What was society to do? The kids (whom we will now call liberals) answered with moral relativism - there is no right or wrong, it is all situational. They could no longer look to what had always been done or believed, because anything that preceded them was linked with slavery and thus illegitimate. For the first time in history, you had the children telling their parents what was right and wrong, the inmates running the asylum. Anyone who did not agree (as implied in the quote above) was himself a remnant of the past and thus stupid and bigoted.
Society found the answer in what Dr. Steele calls dissociation. Not only white people, but older people of all races (including Martin Luther King Jr. and the original architects of the Civil Rights movement) were seen as bereft of moral authority and were replaced by a new generation of Black leaders like Dick Gregory who preached, instead of integration, segregation, or "dissociation", from White society. If you were White, then, the key to "proving" that you were not aligned with the sins of the past, purging your guilt by association (or color), and establishing your own moral legitimacy was to "prove" that you were not a part of the racist past. Universities, for example, felt they had lost their authority even to educate, and could only re-establish some leadership by demonstrating that they were distancing themselves from the past by instituting racial preferences in the form of "affirmative action programs." These programs produced numbers that made the (predominantly) White folks in charge feel good about themselves but did nothing to address the real problem of why they had to lower their standards to produce those numbers, and the process caused them to abdicate their primary role as educators in the process. These programs, since they did nothing to improve the education of Black children, the real cause of the problem, left Blacks beholding to the largesse of the Whites in charge for their academic success, and tacitly admitting that they are incapable of achieving success as a White person would, by hard work. This situation certainly does not leave Blacks feeling good about themselves, and helps to explain why racial tensions have not diminished.

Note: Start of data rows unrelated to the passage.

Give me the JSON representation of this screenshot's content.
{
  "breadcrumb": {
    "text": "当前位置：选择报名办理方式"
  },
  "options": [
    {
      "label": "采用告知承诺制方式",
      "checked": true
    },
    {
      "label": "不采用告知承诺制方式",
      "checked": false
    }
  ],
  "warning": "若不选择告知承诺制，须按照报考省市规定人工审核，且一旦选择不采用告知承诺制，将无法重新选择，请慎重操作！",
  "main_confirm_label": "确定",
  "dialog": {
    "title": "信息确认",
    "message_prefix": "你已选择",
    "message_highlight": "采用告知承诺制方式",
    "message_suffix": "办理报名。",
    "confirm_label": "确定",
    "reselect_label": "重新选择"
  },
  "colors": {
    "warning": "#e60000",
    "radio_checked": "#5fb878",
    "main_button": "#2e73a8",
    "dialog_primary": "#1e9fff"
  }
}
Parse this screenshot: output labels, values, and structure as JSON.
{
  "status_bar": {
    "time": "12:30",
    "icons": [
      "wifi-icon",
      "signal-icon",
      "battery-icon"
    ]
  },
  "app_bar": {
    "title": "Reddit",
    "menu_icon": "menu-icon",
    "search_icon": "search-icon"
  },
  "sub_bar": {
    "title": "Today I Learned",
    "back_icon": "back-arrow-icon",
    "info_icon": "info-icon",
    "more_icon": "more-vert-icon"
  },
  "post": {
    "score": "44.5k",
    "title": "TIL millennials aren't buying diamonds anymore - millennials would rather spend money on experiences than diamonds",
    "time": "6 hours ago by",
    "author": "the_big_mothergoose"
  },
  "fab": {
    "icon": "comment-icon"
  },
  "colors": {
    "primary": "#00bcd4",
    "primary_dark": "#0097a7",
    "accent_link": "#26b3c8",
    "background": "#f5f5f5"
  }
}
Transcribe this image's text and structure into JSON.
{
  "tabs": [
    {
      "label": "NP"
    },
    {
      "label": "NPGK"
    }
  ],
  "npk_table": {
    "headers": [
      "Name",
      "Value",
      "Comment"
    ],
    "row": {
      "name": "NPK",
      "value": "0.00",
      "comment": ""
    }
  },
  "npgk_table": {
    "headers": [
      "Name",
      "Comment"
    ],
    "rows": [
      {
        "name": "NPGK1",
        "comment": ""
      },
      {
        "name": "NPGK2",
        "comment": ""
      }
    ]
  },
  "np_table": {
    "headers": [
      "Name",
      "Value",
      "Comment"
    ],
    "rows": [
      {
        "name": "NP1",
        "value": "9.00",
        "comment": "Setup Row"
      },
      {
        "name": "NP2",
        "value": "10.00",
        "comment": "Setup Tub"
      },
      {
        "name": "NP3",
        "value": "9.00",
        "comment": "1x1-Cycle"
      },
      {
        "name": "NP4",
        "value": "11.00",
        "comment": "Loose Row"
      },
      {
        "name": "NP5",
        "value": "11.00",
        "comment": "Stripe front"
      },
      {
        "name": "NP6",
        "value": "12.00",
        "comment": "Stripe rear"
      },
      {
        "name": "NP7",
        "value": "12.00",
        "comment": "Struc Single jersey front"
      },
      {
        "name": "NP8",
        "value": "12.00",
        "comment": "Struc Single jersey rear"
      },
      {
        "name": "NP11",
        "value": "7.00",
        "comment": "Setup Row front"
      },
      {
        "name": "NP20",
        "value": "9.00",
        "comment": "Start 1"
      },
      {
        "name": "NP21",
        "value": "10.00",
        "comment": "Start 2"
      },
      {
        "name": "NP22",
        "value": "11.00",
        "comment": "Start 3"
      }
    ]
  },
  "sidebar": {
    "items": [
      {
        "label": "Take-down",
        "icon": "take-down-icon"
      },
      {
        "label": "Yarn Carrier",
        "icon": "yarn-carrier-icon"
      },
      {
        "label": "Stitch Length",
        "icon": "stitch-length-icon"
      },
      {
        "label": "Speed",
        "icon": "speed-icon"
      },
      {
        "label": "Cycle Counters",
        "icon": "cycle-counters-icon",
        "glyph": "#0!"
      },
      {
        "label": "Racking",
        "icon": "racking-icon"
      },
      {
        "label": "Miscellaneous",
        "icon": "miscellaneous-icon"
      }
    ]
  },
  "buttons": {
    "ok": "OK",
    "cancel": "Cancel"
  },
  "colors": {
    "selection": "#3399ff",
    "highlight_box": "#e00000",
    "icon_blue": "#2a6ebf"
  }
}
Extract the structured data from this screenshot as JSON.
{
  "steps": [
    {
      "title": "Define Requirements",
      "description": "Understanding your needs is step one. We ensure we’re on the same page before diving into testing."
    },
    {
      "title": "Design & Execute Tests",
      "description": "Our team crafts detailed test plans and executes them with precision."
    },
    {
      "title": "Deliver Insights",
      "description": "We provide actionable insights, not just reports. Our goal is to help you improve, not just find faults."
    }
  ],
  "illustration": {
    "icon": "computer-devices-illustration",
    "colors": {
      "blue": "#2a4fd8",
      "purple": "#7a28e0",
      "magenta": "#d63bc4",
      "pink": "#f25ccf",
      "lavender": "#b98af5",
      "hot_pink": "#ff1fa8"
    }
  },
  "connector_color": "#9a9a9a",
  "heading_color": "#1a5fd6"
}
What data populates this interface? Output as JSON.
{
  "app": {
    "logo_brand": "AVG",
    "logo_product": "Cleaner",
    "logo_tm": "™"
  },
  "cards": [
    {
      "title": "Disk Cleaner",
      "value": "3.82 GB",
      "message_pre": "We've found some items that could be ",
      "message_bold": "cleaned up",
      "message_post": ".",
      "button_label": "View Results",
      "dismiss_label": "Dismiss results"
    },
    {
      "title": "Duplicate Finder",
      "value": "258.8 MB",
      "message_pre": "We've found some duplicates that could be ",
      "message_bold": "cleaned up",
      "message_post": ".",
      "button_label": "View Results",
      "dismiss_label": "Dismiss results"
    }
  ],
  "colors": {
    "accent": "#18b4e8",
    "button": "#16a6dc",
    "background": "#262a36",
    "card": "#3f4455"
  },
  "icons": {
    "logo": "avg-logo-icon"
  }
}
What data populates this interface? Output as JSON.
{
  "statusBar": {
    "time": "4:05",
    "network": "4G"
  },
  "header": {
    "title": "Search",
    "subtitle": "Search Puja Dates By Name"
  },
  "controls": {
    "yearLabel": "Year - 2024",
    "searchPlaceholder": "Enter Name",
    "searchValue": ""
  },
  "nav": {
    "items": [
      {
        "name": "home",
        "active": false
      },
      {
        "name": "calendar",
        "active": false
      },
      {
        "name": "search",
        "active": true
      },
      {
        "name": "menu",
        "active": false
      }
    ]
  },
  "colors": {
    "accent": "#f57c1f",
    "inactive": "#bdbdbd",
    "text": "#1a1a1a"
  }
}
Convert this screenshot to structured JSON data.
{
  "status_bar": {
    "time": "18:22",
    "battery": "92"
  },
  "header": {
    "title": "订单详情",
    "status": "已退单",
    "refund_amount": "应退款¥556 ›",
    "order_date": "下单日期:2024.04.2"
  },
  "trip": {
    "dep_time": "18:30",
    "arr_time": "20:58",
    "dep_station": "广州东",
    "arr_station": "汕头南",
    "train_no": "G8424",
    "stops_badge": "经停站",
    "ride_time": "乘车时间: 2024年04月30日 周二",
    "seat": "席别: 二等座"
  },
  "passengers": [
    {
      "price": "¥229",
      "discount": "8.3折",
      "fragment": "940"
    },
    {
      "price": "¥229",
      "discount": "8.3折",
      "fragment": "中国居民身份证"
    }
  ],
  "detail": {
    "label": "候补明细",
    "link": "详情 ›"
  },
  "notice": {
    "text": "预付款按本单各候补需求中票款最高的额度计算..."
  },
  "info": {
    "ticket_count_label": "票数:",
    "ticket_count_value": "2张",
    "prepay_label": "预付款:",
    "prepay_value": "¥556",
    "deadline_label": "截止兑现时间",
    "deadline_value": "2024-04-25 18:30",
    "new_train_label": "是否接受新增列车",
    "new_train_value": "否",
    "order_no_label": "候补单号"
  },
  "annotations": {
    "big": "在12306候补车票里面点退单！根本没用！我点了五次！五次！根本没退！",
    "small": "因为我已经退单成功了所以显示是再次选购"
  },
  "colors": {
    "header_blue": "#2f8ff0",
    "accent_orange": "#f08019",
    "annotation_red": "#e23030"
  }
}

Thus, affirmative action leaves Whites in charge, promotes racist thinking on their part (they are do dumb that we have to lower our standards to accommodate them) and leaves Blacks angry because they feel that the Black opportunist leadership has sold them out.
The book in incredibly perceptive, but the theme is so simple and obvious that there is no question that Dr. Steele is right on in his assessment. Read the book, look at what is going on in the news, whether it be political, social, or scientific, and try to figure out how we are going to fix the result of forty years of this thinking.